I have also hit the ground running, work wise, going through my induction today and tomorrow I am assisting another international volunteer to teach English. Then on Friday I am helping with the olive harvest, which I am really excited about, as I am keen to experience traditional Palestinian life and the lady who owns the olive grove is going to cook for the volunteers a traditional Palestinian dinner as a way of showing her gratitude. Then hopefully next week I can organise my schedule for my music classes.

The city of Nablus has only two entrances/exits, both check points manned by the Israeli military. In addition to this the city is also in circled by Israeli military out posts and watch towers on the hills above, as Nablus is situated in a valley. The residents of Nablus are only allowed to travel to certain parts of the West Bank with permits issued by the Israeli’s, not to mention Gaza and East Jerusalem which are generally completely of limits to West Bank Palestinians. These permits which more often than not are only granted after a lengthy and arduous process, if at all, are still no guarantee of access. As even when granted these permit holders can still be turned around at the check points on the whim of the soldiers manning them. This travel permit system has resulted in many Palestinian families being seperated from one another. Reconstruction also requires permits from the Israeli’s, which are also near impossible to obtain, meaning that many buildings that are destroy during incursions by the Israeli millitary are unable to be rebuilt. Incursions are a daily occurrence in the West Bank, especially in the refugee camps, these incursions are rarely reported in the western media.  The water supply, which is also controlled by the Israeli’s, is in sort supply and on my first day the water had run out by the time I arrive. This is due mainly to the fact that 80% of the West Bank’s water is diverted to Jewish settlements, even though the settlers only account for around 10% of the population. With most of these limitation on Palestinian life coming into effect during the so called “Peace Process”. With this in mind is it little wonder Yasser Arafat walked out of the Camp David peace talks. As he was not offered, as was widely reported, East Jerusalem as the capital and 90% of the West Bank and Gaza. What was on the table at Camp David was 10 enclaves similar to Nablus today and no part of Jerusalem. In addition to this the Israeli’s would still control the boarders, the population register, the water and the airspace – not to mention keeping most the fertile farming land in the West Bank. Far from the viable state the Palestinians desire and deserve. But even with all this the Palestinian people, mostly, still manage to maintain a happy and friendly disposition. Even joking about the generosity of Israel, “we asked for one state and they offered us ten”. 
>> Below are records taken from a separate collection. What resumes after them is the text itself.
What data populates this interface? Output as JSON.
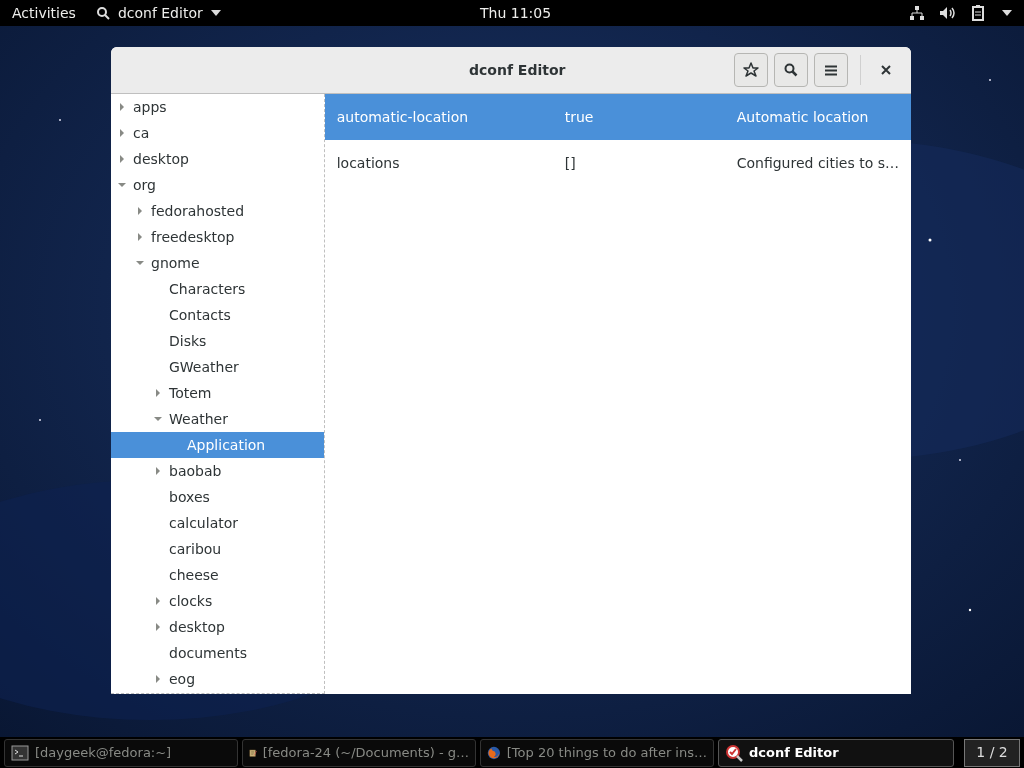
{
  "top_bar": {
    "activities": "Activities",
    "app_menu": "dconf Editor",
    "clock": "Thu 11:05"
  },
  "window": {
    "title": "dconf Editor"
  },
  "tree": [
    {
      "label": "apps",
      "kind": "folder",
      "expanded": false,
      "selected": false
    },
    {
      "label": "ca",
      "kind": "folder",
      "expanded": false,
      "selected": false
    },
    {
      "label": "desktop",
      "kind": "folder",
      "expanded": false,
      "selected": false
    },
    {
      "label": "org",
      "kind": "folder",
      "expanded": true,
      "selected": false,
      "children": [
        {
          "label": "fedorahosted",
          "kind": "folder",
          "expanded": false,
          "selected": false
        },
        {
          "label": "freedesktop",
          "kind": "folder",
          "expanded": false,
          "selected": false
        },
        {
          "label": "gnome",
          "kind": "folder",
          "expanded": true,
          "selected": false,
          "children": [
            {
              "label": "Characters",
              "kind": "leaf",
              "expanded": false,
              "selected": false
            },
            {
              "label": "Contacts",
              "kind": "leaf",
              "expanded": false,
              "selected": false
            },
            {
              "label": "Disks",
              "kind": "leaf",
              "expanded": false,
              "selected": false
            },
            {
              "label": "GWeather",
              "kind": "leaf",
              "expanded": false,
              "selected": false
            },
            {
              "label": "Totem",
              "kind": "folder",
              "expanded": false,
              "selected": false
            },
            {
              "label": "Weather",
              "kind": "folder",
              "expanded": true,
              "selected": false,
              "children": [
                {
                  "label": "Application",
                  "kind": "leaf",
                  "expanded": false,
                  "selected": true
                }
              ]
            },
            {
              "label": "baobab",
              "kind": "folder",
              "expanded": false,
              "selected": false
            },
            {
              "label": "boxes",
              "kind": "leaf",
              "expanded": false,
              "selected": false
            },
            {
              "label": "calculator",
              "kind": "leaf",
              "expanded": false,
              "selected": false
            },
            {
              "label": "caribou",
              "kind": "leaf",
              "expanded": false,
              "selected": false
            },
            {
              "label": "cheese",
              "kind": "leaf",
              "expanded": false,
              "selected": false
            },
            {
              "label": "clocks",
              "kind": "folder",
              "expanded": false,
              "selected": false
            },
            {
              "label": "desktop",
              "kind": "folder",
              "expanded": false,
              "selected": false
            },
            {
              "label": "documents",
              "kind": "leaf",
              "expanded": false,
              "selected": false
            },
            {
              "label": "eog",
              "kind": "folder",
              "expanded": false,
              "selected": false
            }
          ]
        }
      ]
    }
  ],
  "keys": [
    {
      "name": "automatic-location",
      "value": "true",
      "summary": "Automatic location",
      "selected": true
    },
    {
      "name": "locations",
      "value": "[]",
      "summary": "Configured cities to s…",
      "selected": false
    }
  ],
  "taskbar": [
    {
      "label": "[daygeek@fedora:~]",
      "kind": "terminal",
      "selected": false
    },
    {
      "label": "[fedora-24 (~/Documents) - g…",
      "kind": "editor",
      "selected": false
    },
    {
      "label": "[Top 20 things to do after ins…",
      "kind": "browser",
      "selected": false
    },
    {
      "label": "dconf Editor",
      "kind": "dconf",
      "selected": true
    }
  ],
  "workspace": "1 / 2"
}
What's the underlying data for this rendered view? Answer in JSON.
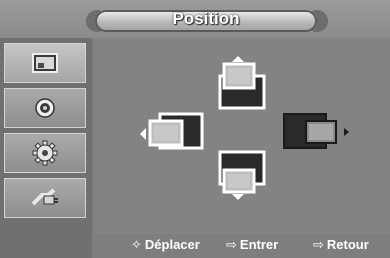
{
  "title": "Position",
  "sidebar": {
    "items": [
      {
        "icon": "picture-icon",
        "active": true
      },
      {
        "icon": "sound-icon",
        "active": false
      },
      {
        "icon": "setup-gear-icon",
        "active": false
      },
      {
        "icon": "input-plug-icon",
        "active": false
      }
    ]
  },
  "controls": {
    "up": "up-arrow-icon",
    "down": "down-arrow-icon",
    "left": "left-arrow-icon",
    "right": "right-arrow-icon"
  },
  "hints": {
    "move_glyph": "✧",
    "move": "Déplacer",
    "enter_glyph": "⇨",
    "enter": "Entrer",
    "back_glyph": "⇨",
    "back": "Retour"
  },
  "colors": {
    "background": "#828383",
    "text": "#ffffff"
  }
}
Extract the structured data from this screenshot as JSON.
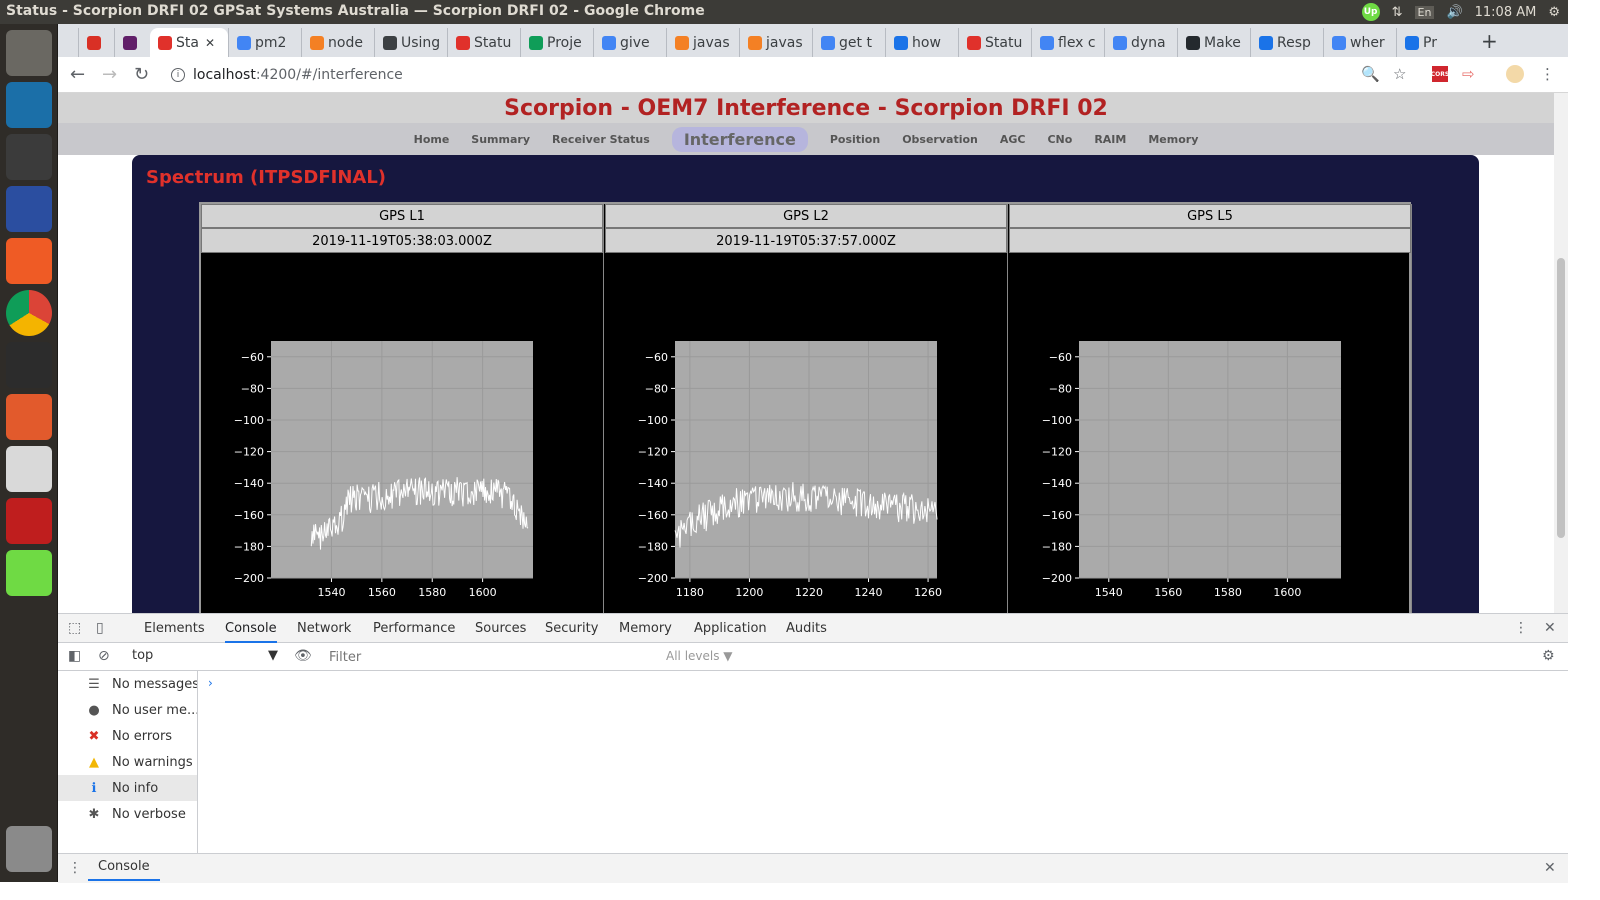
{
  "os": {
    "window_title": "Status - Scorpion DRFI 02 GPSat Systems Australia — Scorpion DRFI 02 - Google Chrome",
    "keyboard_layout": "En",
    "clock": "11:08 AM",
    "upwork_badge": "Up"
  },
  "browser": {
    "tabs": [
      {
        "label": "",
        "color": "#d93025"
      },
      {
        "label": "",
        "color": "#611f69"
      },
      {
        "label": "Sta",
        "color": "#e0312b",
        "active": true
      },
      {
        "label": "pm2",
        "color": "#4285f4"
      },
      {
        "label": "node",
        "color": "#f48024"
      },
      {
        "label": "Using",
        "color": "#3c4043"
      },
      {
        "label": "Statu",
        "color": "#e0312b"
      },
      {
        "label": "Proje",
        "color": "#0f9d58"
      },
      {
        "label": "give",
        "color": "#4285f4"
      },
      {
        "label": "javas",
        "color": "#f48024"
      },
      {
        "label": "javas",
        "color": "#f48024"
      },
      {
        "label": "get t",
        "color": "#4285f4"
      },
      {
        "label": "how",
        "color": "#1a73e8"
      },
      {
        "label": "Statu",
        "color": "#e0312b"
      },
      {
        "label": "flex c",
        "color": "#4285f4"
      },
      {
        "label": "dyna",
        "color": "#4285f4"
      },
      {
        "label": "Make",
        "color": "#24292e"
      },
      {
        "label": "Resp",
        "color": "#1a73e8"
      },
      {
        "label": "wher",
        "color": "#4285f4"
      },
      {
        "label": "Pr",
        "color": "#1a73e8"
      }
    ],
    "new_tab_glyph": "+",
    "address": {
      "host": "localhost",
      "rest": ":4200/#/interference"
    },
    "cors_badge": "CORS"
  },
  "page": {
    "title": "Scorpion - OEM7 Interference - Scorpion DRFI 02",
    "nav": [
      "Home",
      "Summary",
      "Receiver Status",
      "Interference",
      "Position",
      "Observation",
      "AGC",
      "CNo",
      "RAIM",
      "Memory"
    ],
    "active_nav": "Interference",
    "panel_title": "Spectrum (ITPSDFINAL)",
    "columns": [
      {
        "band": "GPS L1",
        "timestamp": "2019-11-19T05:38:03.000Z"
      },
      {
        "band": "GPS L2",
        "timestamp": "2019-11-19T05:37:57.000Z"
      },
      {
        "band": "GPS L5",
        "timestamp": ""
      }
    ]
  },
  "chart_data": [
    {
      "type": "line",
      "series": [
        {
          "values": [
            [
              1532,
              -172
            ],
            [
              1535,
              -168
            ],
            [
              1538,
              -170
            ],
            [
              1540,
              -165
            ],
            [
              1542,
              -162
            ],
            [
              1544,
              -158
            ],
            [
              1546,
              -150
            ],
            [
              1548,
              -146
            ],
            [
              1550,
              -145
            ],
            [
              1555,
              -146
            ],
            [
              1560,
              -143
            ],
            [
              1565,
              -142
            ],
            [
              1570,
              -141
            ],
            [
              1575,
              -140
            ],
            [
              1580,
              -141
            ],
            [
              1585,
              -140
            ],
            [
              1590,
              -141
            ],
            [
              1595,
              -142
            ],
            [
              1600,
              -141
            ],
            [
              1605,
              -142
            ],
            [
              1610,
              -145
            ],
            [
              1612,
              -148
            ],
            [
              1614,
              -152
            ],
            [
              1616,
              -155
            ],
            [
              1618,
              -158
            ]
          ]
        }
      ],
      "xticks": [
        1540,
        1560,
        1580,
        1600
      ],
      "yticks": [
        -60,
        -80,
        -100,
        -120,
        -140,
        -160,
        -180,
        -200
      ],
      "xlim": [
        1516,
        1620
      ],
      "ylim": [
        -200,
        -50
      ],
      "grid": true
    },
    {
      "type": "line",
      "series": [
        {
          "values": [
            [
              1175,
              -172
            ],
            [
              1177,
              -166
            ],
            [
              1180,
              -162
            ],
            [
              1183,
              -158
            ],
            [
              1186,
              -156
            ],
            [
              1190,
              -152
            ],
            [
              1195,
              -148
            ],
            [
              1200,
              -146
            ],
            [
              1205,
              -144
            ],
            [
              1210,
              -145
            ],
            [
              1215,
              -144
            ],
            [
              1220,
              -145
            ],
            [
              1225,
              -146
            ],
            [
              1230,
              -147
            ],
            [
              1235,
              -148
            ],
            [
              1240,
              -149
            ],
            [
              1245,
              -150
            ],
            [
              1250,
              -151
            ],
            [
              1255,
              -152
            ],
            [
              1260,
              -153
            ],
            [
              1263,
              -154
            ]
          ]
        }
      ],
      "xticks": [
        1180,
        1200,
        1220,
        1240,
        1260
      ],
      "yticks": [
        -60,
        -80,
        -100,
        -120,
        -140,
        -160,
        -180,
        -200
      ],
      "xlim": [
        1175,
        1263
      ],
      "ylim": [
        -200,
        -50
      ],
      "grid": true
    },
    {
      "type": "line",
      "series": [],
      "xticks": [
        1540,
        1560,
        1580,
        1600
      ],
      "yticks": [
        -60,
        -80,
        -100,
        -120,
        -140,
        -160,
        -180,
        -200
      ],
      "xlim": [
        1530,
        1618
      ],
      "ylim": [
        -200,
        -50
      ],
      "grid": true
    }
  ],
  "devtools": {
    "tabs": [
      "Elements",
      "Console",
      "Network",
      "Performance",
      "Sources",
      "Security",
      "Memory",
      "Application",
      "Audits"
    ],
    "active_tab": "Console",
    "context": "top",
    "filter_placeholder": "Filter",
    "levels": "All levels ▼",
    "sidebar": [
      {
        "label": "No messages",
        "icon": "list-icon"
      },
      {
        "label": "No user me...",
        "icon": "user-icon"
      },
      {
        "label": "No errors",
        "icon": "error-icon",
        "color": "#d93025"
      },
      {
        "label": "No warnings",
        "icon": "warning-icon",
        "color": "#f2b705"
      },
      {
        "label": "No info",
        "icon": "info-icon",
        "color": "#1a73e8",
        "selected": true
      },
      {
        "label": "No verbose",
        "icon": "bug-icon"
      }
    ],
    "prompt": "›",
    "drawer_tab": "Console"
  },
  "launcher": [
    {
      "name": "dash-icon",
      "color": "#6a6862"
    },
    {
      "name": "remmina-icon",
      "color": "#1b6fa8"
    },
    {
      "name": "sublime-text-icon",
      "color": "#3b3b3b"
    },
    {
      "name": "remote-desktop-icon",
      "color": "#2b4ea0"
    },
    {
      "name": "postman-icon",
      "color": "#ef5b25"
    },
    {
      "name": "chrome-icon",
      "color": "#ffffff"
    },
    {
      "name": "terminal-icon",
      "color": "#2c2c2c"
    },
    {
      "name": "files-icon",
      "color": "#e25a2c"
    },
    {
      "name": "text-editor-icon",
      "color": "#d9d9d9"
    },
    {
      "name": "filezilla-icon",
      "color": "#bf1e1e"
    },
    {
      "name": "upwork-icon",
      "color": "#6fda44"
    },
    {
      "name": "trash-icon",
      "color": "#8a8a8a"
    }
  ]
}
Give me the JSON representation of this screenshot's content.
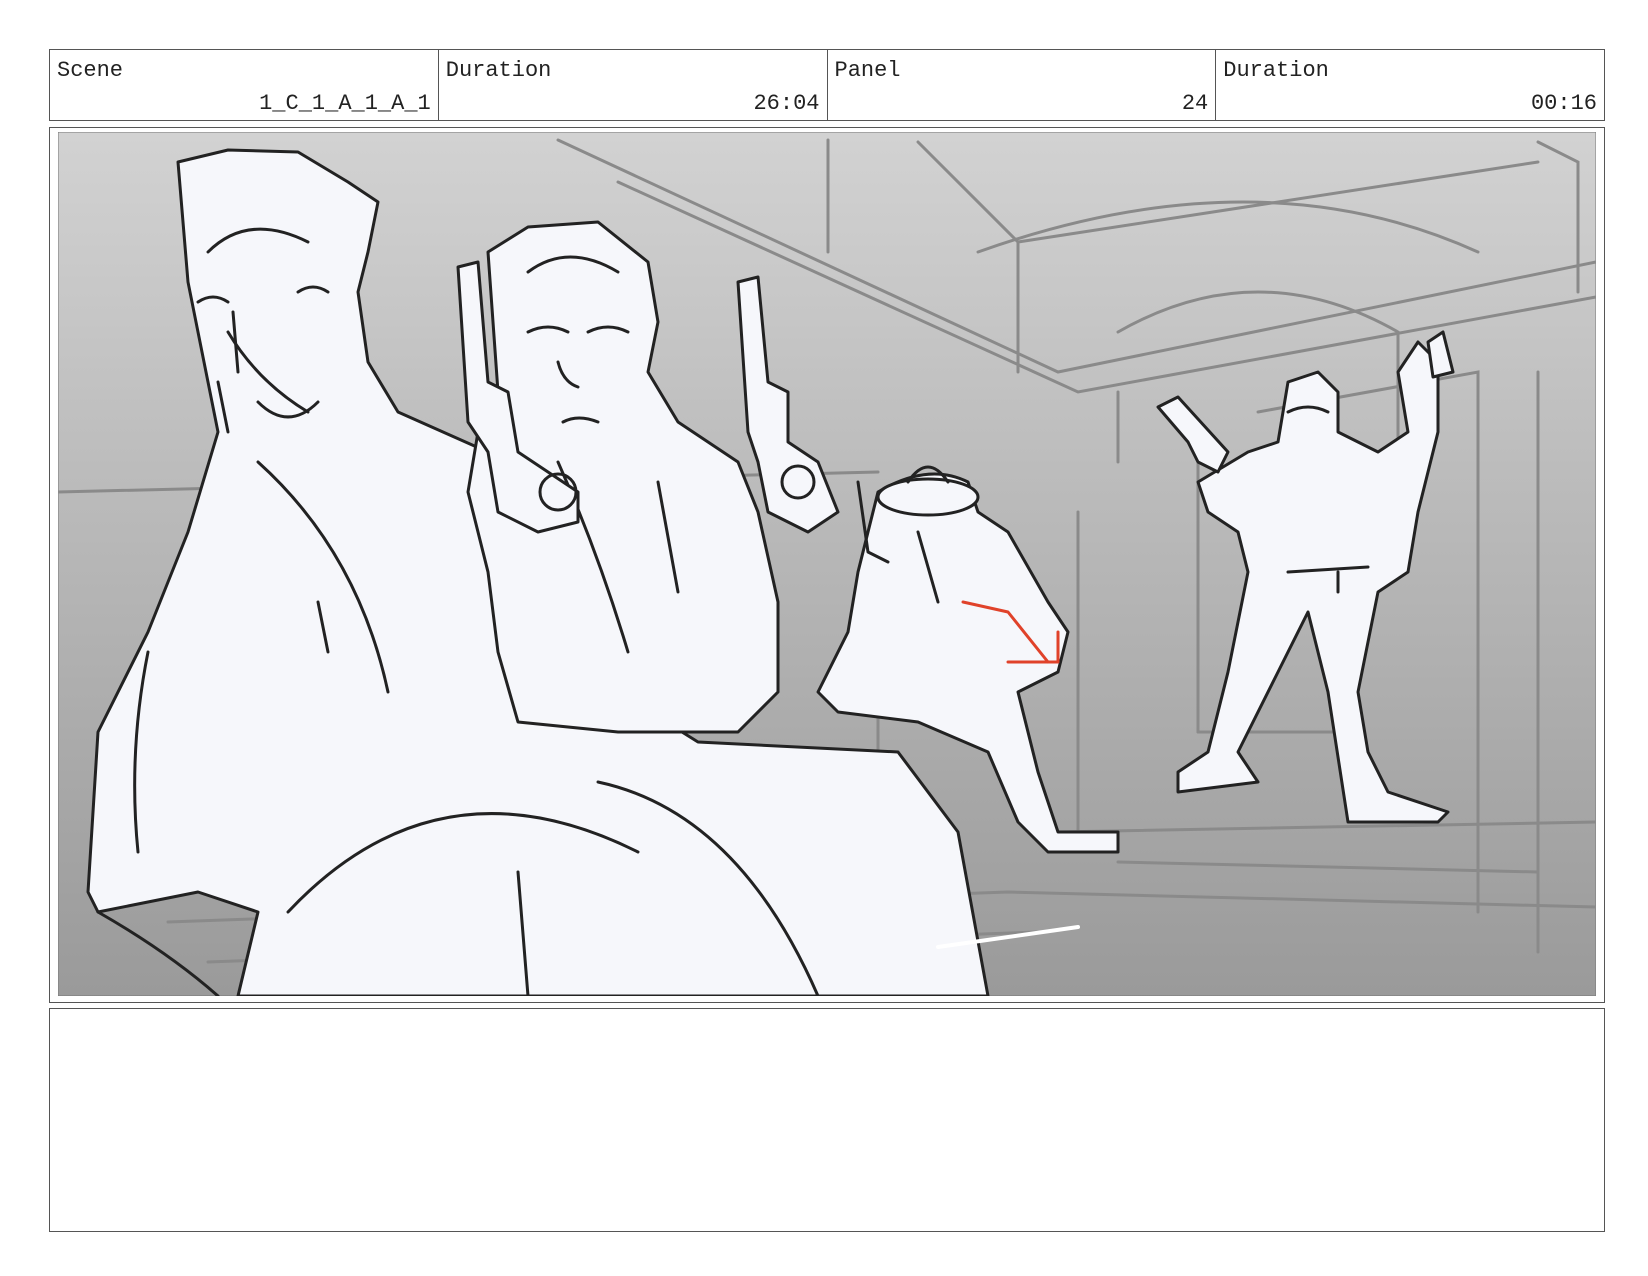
{
  "header": {
    "scene_label": "Scene",
    "scene_value": "1_C_1_A_1_A_1",
    "duration_label": "Duration",
    "duration_value": "26:04",
    "panel_label": "Panel",
    "panel_value": "24",
    "panel_duration_label": "Duration",
    "panel_duration_value": "00:16"
  },
  "frame": {
    "image_description": "rough storyboard sketch"
  },
  "notes": {
    "text": ""
  },
  "colors": {
    "line": "#222222",
    "border": "#555555",
    "background_gradient_top": "#d2d2d2",
    "background_gradient_bottom": "#9a9a9a",
    "accent_red": "#e0422a"
  }
}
Well time to get off my soap box and get some rest.



November 5, 2008 Posted by | My Thoughts, My Travels | , | Leave a comment